Facebook: European Commission says tax agenda having ‘real impact’
Digital giant to stop booking global revenues in Ireland
Facebook last year diverted more than €12 billion of global revenues to Ireland. Photograph: PA Wire
The European Commission says its drive to put pressure on digital giants to pay more corporation tax is “having a real impact”, following Facebook’s decision yesterday to stop booking much of its global revenue in Dublin.
“We note with interest Facebook’s announcement,” said a commission official. “We welcome any initiative that brings declared tax revenue closer to where value is created.”
The official declined to comment further on Facebook’s decision, until the commission had seen the specifics of its proposal.
“However, what is certain is that our taxation agenda is having a real impact. The commission will continue its work in 2018, notably with proposals to ensure a fair and effective taxation of the digital economy,” the official added.
Facebook on Tuesday said that it will begin the process of restructuring its non-US operations so that all revenues from larger advertisers will be booked in the countries where the ad was sold, instead of Dublin.
This means that the corporation tax on the profits from those ads will be paid in those countries, instead of, as is currently the case, in the Republic.
Facebook last year diverted more than €12 billion of global revenues to Ireland, attracting the ire of governments in Europe and further afield who argue its existing strategy deprives them of tax.
The European Commission has been to the forefront of attempts in Brussels to rein in the tax avoidance activities of web giants, many of whom maintain their international headquarters in Dublin.
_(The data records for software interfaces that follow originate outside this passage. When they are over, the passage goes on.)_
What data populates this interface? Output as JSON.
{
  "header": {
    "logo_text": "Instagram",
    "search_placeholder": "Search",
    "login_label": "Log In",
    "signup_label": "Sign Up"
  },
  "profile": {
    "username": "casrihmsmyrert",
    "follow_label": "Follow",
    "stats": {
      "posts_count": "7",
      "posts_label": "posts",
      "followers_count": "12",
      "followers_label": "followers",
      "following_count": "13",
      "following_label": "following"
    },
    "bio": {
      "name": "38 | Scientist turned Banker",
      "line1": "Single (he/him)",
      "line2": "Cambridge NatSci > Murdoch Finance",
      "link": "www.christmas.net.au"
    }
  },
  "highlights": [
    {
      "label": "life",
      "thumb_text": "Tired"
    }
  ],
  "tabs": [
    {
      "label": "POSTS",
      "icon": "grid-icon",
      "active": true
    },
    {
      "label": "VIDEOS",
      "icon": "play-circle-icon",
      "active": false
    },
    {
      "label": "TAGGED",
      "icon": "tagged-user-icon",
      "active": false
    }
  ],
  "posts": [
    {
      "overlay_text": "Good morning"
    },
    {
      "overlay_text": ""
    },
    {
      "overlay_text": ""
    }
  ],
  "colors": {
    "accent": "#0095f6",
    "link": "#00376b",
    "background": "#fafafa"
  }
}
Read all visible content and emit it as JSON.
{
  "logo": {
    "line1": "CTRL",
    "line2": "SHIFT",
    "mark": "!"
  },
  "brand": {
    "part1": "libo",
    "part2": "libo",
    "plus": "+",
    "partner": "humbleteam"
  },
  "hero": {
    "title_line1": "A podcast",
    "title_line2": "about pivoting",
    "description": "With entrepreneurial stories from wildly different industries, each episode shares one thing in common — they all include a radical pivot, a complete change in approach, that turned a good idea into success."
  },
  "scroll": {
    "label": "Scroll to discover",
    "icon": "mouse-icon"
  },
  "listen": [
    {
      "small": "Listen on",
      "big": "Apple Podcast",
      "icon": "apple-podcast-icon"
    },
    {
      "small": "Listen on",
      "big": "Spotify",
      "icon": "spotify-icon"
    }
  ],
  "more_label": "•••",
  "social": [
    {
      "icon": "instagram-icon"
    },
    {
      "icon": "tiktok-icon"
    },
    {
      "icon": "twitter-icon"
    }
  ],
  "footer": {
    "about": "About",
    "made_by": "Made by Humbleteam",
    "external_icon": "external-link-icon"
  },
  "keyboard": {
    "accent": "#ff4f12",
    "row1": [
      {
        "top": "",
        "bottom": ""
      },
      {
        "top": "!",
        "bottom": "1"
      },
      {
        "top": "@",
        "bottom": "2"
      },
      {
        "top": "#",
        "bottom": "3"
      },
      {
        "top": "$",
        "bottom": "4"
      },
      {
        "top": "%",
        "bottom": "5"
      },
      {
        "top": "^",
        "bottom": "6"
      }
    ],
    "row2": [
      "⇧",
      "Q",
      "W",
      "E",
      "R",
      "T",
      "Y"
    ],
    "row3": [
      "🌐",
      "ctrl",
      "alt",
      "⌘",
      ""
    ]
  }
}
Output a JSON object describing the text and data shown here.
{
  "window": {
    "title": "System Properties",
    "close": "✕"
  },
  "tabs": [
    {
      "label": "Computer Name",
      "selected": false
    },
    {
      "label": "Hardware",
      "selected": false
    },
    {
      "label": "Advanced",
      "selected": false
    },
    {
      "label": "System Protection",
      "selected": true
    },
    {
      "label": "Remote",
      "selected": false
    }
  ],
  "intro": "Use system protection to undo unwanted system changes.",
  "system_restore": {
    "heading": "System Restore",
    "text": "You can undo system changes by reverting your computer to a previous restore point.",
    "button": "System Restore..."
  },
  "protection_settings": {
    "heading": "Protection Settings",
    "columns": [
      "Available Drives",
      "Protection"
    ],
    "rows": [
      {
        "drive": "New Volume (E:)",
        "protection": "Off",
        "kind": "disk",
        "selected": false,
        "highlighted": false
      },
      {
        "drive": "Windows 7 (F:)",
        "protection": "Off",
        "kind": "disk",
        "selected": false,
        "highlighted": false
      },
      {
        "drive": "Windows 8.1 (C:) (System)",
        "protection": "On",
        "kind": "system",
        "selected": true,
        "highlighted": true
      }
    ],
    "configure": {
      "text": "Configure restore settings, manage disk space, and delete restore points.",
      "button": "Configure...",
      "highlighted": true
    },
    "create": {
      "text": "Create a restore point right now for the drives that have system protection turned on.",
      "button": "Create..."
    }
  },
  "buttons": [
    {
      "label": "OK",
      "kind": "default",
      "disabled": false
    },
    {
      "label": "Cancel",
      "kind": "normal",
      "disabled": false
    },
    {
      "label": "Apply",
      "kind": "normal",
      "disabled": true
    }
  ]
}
The commission is holding a public consultation on proposals to better tax the digital economy, with a deadline of next January. It is also understood to be holding a separate consultation process with European Union member States.